Support 100 years of independent journalism.

  1. World
  2. Europe
17 November 2021updated 19 Nov 2021 9:22am

Exclusive: Svetlana Tikhanovskaya calls for tougher EU sanctions on Belarus

In an interview with the New Statesman, the exiled opposition leader says that recognising Lukashenko’s leadership would be giving into blackmail.

By Ido Vock

Svetlana Tikhanovskaya, the exiled Belarusian opposition leader widely believed to have won the country’s 2020 presidential election, has called for EU sanctions on the regime of Alexander Lukashenko to be strengthened.

In an interview with the New Statesman, Tikhanovskaya, who lives in exile in Lithuania, said that she worried the migrant crisis at Belarus’s borders with Lithuania and Poland was drawing attention away from the effects of Lukashenko’s rule on Belarusians. 

“I think that much more could be done and I hope that stronger sanctions will be imposed on the Lukashenko regime,” Tikhanovskaya said. “I understand that the fifth package [of EU sanctions] that is going to be imposed will be only about the migrant crisis. But I have to say that the migrant crisis cannot be discussed in separation from the political crisis [within Belarus].

“We are asking for stronger sanctions that do not take into consideration only the migration crisis, but also that there are millions of people suffering because of this dictatorship,” Tikhanovskaya said. 

The Estonian foreign minister, Eva-Maria Liimets, has said that Lukashenko suggested he could end the migrant crisis in return for EU countries lifting sanctions on his regime and recognising him, rather than Tikhanovskaya, as the legitimate president of Belarus. 

Sign up for The New Statesman’s newsletters Tick the boxes of the newsletters you would like to receive. Quick and essential guide to domestic and global politics from the New Statesman's politics team.
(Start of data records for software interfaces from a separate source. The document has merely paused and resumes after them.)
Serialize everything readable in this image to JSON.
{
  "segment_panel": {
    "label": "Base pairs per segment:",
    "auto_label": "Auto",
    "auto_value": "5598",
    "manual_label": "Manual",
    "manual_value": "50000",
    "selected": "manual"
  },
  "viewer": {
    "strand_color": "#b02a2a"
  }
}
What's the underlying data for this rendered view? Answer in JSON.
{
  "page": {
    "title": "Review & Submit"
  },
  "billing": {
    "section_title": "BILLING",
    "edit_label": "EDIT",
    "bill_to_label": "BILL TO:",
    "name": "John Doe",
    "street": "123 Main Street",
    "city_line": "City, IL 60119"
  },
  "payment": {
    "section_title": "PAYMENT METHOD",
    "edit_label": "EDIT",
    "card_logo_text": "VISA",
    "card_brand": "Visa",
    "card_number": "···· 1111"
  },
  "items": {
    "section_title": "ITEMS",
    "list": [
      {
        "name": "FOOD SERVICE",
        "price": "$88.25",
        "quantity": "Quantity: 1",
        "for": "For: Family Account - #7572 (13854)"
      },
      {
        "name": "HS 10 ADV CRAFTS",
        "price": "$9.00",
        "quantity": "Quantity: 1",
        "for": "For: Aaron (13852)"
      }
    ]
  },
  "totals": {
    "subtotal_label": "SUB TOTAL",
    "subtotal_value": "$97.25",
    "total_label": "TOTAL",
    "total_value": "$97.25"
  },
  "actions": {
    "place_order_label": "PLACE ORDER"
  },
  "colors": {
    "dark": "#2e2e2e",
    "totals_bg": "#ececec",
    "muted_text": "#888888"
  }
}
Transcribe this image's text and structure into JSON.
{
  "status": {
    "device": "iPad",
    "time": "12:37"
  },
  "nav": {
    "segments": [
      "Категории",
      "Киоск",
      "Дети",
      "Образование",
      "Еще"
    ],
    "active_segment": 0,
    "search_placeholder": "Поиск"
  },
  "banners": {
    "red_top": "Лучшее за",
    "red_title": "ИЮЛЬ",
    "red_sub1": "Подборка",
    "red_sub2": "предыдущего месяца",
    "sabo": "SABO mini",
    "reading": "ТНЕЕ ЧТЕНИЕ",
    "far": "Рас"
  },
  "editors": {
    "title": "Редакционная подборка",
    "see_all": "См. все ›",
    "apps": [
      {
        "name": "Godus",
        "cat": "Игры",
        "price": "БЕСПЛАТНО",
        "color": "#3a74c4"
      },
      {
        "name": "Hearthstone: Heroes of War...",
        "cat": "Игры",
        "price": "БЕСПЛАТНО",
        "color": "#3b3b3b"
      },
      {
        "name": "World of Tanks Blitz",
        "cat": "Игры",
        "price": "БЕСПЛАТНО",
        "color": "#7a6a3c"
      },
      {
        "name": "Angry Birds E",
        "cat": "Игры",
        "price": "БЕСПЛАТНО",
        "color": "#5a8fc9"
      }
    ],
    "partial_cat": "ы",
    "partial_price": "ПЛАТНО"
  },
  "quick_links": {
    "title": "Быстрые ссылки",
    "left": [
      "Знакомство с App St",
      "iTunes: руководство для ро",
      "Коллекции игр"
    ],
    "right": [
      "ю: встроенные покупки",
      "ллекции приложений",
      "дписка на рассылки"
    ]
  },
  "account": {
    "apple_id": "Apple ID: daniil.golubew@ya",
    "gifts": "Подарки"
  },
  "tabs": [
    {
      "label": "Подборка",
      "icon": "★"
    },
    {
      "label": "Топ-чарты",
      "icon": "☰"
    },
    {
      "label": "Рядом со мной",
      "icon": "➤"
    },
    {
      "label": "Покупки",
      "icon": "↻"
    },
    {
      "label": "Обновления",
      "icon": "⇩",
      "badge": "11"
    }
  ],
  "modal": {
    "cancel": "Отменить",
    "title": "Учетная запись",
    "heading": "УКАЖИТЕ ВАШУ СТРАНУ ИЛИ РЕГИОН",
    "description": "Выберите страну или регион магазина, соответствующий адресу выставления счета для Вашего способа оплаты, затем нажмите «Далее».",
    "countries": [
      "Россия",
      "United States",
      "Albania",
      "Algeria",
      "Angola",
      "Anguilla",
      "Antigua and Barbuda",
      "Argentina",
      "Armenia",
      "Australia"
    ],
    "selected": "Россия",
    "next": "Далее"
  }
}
The New Statesman’s global affairs newsletter, every Monday and Friday. The best of the New Statesman, delivered to your inbox every weekday morning. The New Statesman’s weekly environment email on the politics, business and culture of the climate and nature crises - in your inbox every Thursday. A handy, three-minute glance at the week ahead in companies, markets, regulation and investment, landing in your inbox every Monday morning. Our weekly culture newsletter – from books and art to pop culture and memes – sent every Friday. A weekly round-up of some of the best articles featured in the most recent issue of the New Statesman, sent each Saturday. A newsletter showcasing the finest writing from the ideas section and the NS archive, covering political ideas, philosophy, criticism and intellectual history - sent every Wednesday. Sign up to receive information regarding NS events, subscription offers & product updates.

For Tikhanovskaya, this suggestion is a non-starter. “You can’t recognise Lukashenko; you can’t talk to him… Western countries are strong enough not to allow a dictator to blackmail them.” 

She added that the continuation of the Lukashenko regime is the root cause of the various crises Belarus has experienced over the past year, from the crackdown on the opposition that forced Tikhanovskaya to flee the country, to the grounding of a Ryanair flight and subsequent arrest of the blogger Roman Protasevich and his girlfriend. 

Content from our partners
The shrinking road to net zero
The tree-planting misconception
Is your business ready for corporate climate reporting?

“If only the migration crisis is solved, the regime will soon invent another means to pressure and blackmail the EU,” Tikhanovskaya said.

[see also: The West must confront Russia and Belarus to avert catastrophe]